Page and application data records
—————

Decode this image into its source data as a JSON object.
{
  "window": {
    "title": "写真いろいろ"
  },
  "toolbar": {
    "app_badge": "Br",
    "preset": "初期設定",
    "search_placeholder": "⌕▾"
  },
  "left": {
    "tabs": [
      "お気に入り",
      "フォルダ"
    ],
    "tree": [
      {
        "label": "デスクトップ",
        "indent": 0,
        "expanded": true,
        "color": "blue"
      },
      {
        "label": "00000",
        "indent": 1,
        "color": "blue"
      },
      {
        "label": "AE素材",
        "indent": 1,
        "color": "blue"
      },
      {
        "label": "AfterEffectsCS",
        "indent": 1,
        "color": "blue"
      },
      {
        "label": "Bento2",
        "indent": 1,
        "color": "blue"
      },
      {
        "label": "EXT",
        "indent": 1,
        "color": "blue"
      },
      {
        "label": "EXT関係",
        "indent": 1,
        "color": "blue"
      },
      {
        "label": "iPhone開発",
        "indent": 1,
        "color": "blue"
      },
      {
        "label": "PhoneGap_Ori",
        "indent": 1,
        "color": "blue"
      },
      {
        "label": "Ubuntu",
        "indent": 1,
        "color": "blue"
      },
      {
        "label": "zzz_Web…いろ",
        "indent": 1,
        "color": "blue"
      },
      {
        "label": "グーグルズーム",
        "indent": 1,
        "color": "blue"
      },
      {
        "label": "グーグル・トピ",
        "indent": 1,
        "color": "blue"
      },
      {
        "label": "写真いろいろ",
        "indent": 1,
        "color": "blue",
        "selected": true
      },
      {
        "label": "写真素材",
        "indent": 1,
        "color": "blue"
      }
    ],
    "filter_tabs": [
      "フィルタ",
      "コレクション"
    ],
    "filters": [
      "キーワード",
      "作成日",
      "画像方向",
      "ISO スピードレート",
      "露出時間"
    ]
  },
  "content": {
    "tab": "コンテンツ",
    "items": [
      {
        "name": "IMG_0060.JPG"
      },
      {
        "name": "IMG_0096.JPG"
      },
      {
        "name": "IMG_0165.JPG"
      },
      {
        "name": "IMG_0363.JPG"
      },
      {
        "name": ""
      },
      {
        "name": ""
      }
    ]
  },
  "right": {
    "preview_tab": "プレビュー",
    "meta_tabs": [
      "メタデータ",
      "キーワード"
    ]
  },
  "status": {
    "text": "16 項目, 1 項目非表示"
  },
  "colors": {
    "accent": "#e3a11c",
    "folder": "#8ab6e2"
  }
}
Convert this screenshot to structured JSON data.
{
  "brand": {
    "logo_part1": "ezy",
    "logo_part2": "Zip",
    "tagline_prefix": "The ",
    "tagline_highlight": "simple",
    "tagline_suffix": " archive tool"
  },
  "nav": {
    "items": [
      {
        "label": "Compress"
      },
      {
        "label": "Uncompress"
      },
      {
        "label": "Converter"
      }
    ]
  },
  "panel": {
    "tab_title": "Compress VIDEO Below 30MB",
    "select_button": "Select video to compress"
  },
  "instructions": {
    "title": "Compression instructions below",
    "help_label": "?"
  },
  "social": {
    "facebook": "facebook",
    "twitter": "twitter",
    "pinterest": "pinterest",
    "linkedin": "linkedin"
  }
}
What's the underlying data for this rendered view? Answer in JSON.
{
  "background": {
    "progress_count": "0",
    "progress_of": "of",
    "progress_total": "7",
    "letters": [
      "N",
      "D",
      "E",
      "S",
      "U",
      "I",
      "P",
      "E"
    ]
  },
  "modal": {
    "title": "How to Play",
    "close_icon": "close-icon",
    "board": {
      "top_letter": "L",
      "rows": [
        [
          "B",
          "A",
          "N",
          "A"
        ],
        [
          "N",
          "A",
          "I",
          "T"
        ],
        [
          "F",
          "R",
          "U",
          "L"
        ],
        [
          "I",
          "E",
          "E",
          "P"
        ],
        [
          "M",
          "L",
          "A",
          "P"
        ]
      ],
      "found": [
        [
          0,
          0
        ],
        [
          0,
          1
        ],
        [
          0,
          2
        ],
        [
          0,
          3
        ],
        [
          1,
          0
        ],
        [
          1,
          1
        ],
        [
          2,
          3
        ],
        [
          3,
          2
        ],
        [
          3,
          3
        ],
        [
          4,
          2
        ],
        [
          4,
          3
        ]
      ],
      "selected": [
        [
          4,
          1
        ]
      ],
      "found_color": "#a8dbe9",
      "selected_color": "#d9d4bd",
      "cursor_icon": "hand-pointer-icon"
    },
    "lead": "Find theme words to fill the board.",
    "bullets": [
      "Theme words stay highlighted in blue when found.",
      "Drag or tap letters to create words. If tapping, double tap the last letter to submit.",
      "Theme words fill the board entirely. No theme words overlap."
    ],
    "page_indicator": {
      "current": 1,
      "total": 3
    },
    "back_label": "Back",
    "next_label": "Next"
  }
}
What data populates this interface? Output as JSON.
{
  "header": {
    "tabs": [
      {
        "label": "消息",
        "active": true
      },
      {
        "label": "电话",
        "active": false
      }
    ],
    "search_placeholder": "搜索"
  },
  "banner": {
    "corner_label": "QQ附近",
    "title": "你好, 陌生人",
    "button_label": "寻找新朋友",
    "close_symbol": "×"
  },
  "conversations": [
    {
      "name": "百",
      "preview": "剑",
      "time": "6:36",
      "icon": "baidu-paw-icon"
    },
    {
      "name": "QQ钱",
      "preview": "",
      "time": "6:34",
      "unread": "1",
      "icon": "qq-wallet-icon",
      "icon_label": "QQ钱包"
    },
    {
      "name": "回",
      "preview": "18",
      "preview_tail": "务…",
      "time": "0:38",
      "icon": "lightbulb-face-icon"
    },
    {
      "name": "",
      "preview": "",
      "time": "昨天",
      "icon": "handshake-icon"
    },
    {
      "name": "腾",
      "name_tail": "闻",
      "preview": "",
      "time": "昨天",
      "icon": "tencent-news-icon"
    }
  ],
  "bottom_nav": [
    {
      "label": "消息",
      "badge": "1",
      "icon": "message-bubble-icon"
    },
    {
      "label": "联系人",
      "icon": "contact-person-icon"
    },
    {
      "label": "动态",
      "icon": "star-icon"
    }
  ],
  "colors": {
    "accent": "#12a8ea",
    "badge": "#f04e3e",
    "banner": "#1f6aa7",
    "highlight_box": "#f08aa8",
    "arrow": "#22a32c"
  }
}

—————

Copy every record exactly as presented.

Decode this image into its source data as a JSON object.
{
  "window": {
    "title": "写真いろいろ"
  },
  "toolbar": {
    "app_badge": "Br",
    "preset": "初期設定",
    "search_placeholder": "⌕▾"
  },
  "left": {
    "tabs": [
      "お気に入り",
      "フォルダ"
    ],
    "tree": [
      {
        "label": "デスクトップ",
        "indent": 0,
        "expanded": true,
        "color": "blue"
      },
      {
        "label": "00000",
        "indent": 1,
        "color": "blue"
      },
      {
        "label": "AE素材",
        "indent": 1,
        "color": "blue"
      },
      {
        "label": "AfterEffectsCS",
        "indent": 1,
        "color": "blue"
      },
      {
        "label": "Bento2",
        "indent": 1,
        "color": "blue"
      },
      {
        "label": "EXT",
        "indent": 1,
        "color": "blue"
      },
      {
        "label": "EXT関係",
        "indent": 1,
        "color": "blue"
      },
      {
        "label": "iPhone開発",
        "indent": 1,
        "color": "blue"
      },
      {
        "label": "PhoneGap_Ori",
        "indent": 1,
        "color": "blue"
      },
      {
        "label": "Ubuntu",
        "indent": 1,
        "color": "blue"
      },
      {
        "label": "zzz_Web…いろ",
        "indent": 1,
        "color": "blue"
      },
      {
        "label": "グーグルズーム",
        "indent": 1,
        "color": "blue"
      },
      {
        "label": "グーグル・トピ",
        "indent": 1,
        "color": "blue"
      },
      {
        "label": "写真いろいろ",
        "indent": 1,
        "color": "blue",
        "selected": true
      },
      {
        "label": "写真素材",
        "indent": 1,
        "color": "blue"
      }
    ],
    "filter_tabs": [
      "フィルタ",
      "コレクション"
    ],
    "filters": [
      "キーワード",
      "作成日",
      "画像方向",
      "ISO スピードレート",
      "露出時間"
    ]
  },
  "content": {
    "tab": "コンテンツ",
    "items": [
      {
        "name": "IMG_0060.JPG"
      },
      {
        "name": "IMG_0096.JPG"
      },
      {
        "name": "IMG_0165.JPG"
      },
      {
        "name": "IMG_0363.JPG"
      },
      {
        "name": ""
      },
      {
        "name": ""
      }
    ]
  },
  "right": {
    "preview_tab": "プレビュー",
    "meta_tabs": [
      "メタデータ",
      "キーワード"
    ]
  },
  "status": {
    "text": "16 項目, 1 項目非表示"
  },
  "colors": {
    "accent": "#e3a11c",
    "folder": "#8ab6e2"
  }
}
Convert this screenshot to structured JSON data.
{
  "brand": {
    "logo_part1": "ezy",
    "logo_part2": "Zip",
    "tagline_prefix": "The ",
    "tagline_highlight": "simple",
    "tagline_suffix": " archive tool"
  },
  "nav": {
    "items": [
      {
        "label": "Compress"
      },
      {
        "label": "Uncompress"
      },
      {
        "label": "Converter"
      }
    ]
  },
  "panel": {
    "tab_title": "Compress VIDEO Below 30MB",
    "select_button": "Select video to compress"
  },
  "instructions": {
    "title": "Compression instructions below",
    "help_label": "?"
  },
  "social": {
    "facebook": "facebook",
    "twitter": "twitter",
    "pinterest": "pinterest",
    "linkedin": "linkedin"
  }
}
What's the underlying data for this rendered view? Answer in JSON.
{
  "background": {
    "progress_count": "0",
    "progress_of": "of",
    "progress_total": "7",
    "letters": [
      "N",
      "D",
      "E",
      "S",
      "U",
      "I",
      "P",
      "E"
    ]
  },
  "modal": {
    "title": "How to Play",
    "close_icon": "close-icon",
    "board": {
      "top_letter": "L",
      "rows": [
        [
          "B",
          "A",
          "N",
          "A"
        ],
        [
          "N",
          "A",
          "I",
          "T"
        ],
        [
          "F",
          "R",
          "U",
          "L"
        ],
        [
          "I",
          "E",
          "E",
          "P"
        ],
        [
          "M",
          "L",
          "A",
          "P"
        ]
      ],
      "found": [
        [
          0,
          0
        ],
        [
          0,
          1
        ],
        [
          0,
          2
        ],
        [
          0,
          3
        ],
        [
          1,
          0
        ],
        [
          1,
          1
        ],
        [
          2,
          3
        ],
        [
          3,
          2
        ],
        [
          3,
          3
        ],
        [
          4,
          2
        ],
        [
          4,
          3
        ]
      ],
      "selected": [
        [
          4,
          1
        ]
      ],
      "found_color": "#a8dbe9",
      "selected_color": "#d9d4bd",
      "cursor_icon": "hand-pointer-icon"
    },
    "lead": "Find theme words to fill the board.",
    "bullets": [
      "Theme words stay highlighted in blue when found.",
      "Drag or tap letters to create words. If tapping, double tap the last letter to submit.",
      "Theme words fill the board entirely. No theme words overlap."
    ],
    "page_indicator": {
      "current": 1,
      "total": 3
    },
    "back_label": "Back",
    "next_label": "Next"
  }
}
What data populates this interface? Output as JSON.
{
  "header": {
    "tabs": [
      {
        "label": "消息",
        "active": true
      },
      {
        "label": "电话",
        "active": false
      }
    ],
    "search_placeholder": "搜索"
  },
  "banner": {
    "corner_label": "QQ附近",
    "title": "你好, 陌生人",
    "button_label": "寻找新朋友",
    "close_symbol": "×"
  },
  "conversations": [
    {
      "name": "百",
      "preview": "剑",
      "time": "6:36",
      "icon": "baidu-paw-icon"
    },
    {
      "name": "QQ钱",
      "preview": "",
      "time": "6:34",
      "unread": "1",
      "icon": "qq-wallet-icon",
      "icon_label": "QQ钱包"
    },
    {
      "name": "回",
      "preview": "18",
      "preview_tail": "务…",
      "time": "0:38",
      "icon": "lightbulb-face-icon"
    },
    {
      "name": "",
      "preview": "",
      "time": "昨天",
      "icon": "handshake-icon"
    },
    {
      "name": "腾",
      "name_tail": "闻",
      "preview": "",
      "time": "昨天",
      "icon": "tencent-news-icon"
    }
  ],
  "bottom_nav": [
    {
      "label": "消息",
      "badge": "1",
      "icon": "message-bubble-icon"
    },
    {
      "label": "联系人",
      "icon": "contact-person-icon"
    },
    {
      "label": "动态",
      "icon": "star-icon"
    }
  ],
  "colors": {
    "accent": "#12a8ea",
    "badge": "#f04e3e",
    "banner": "#1f6aa7",
    "highlight_box": "#f08aa8",
    "arrow": "#22a32c"
  }
}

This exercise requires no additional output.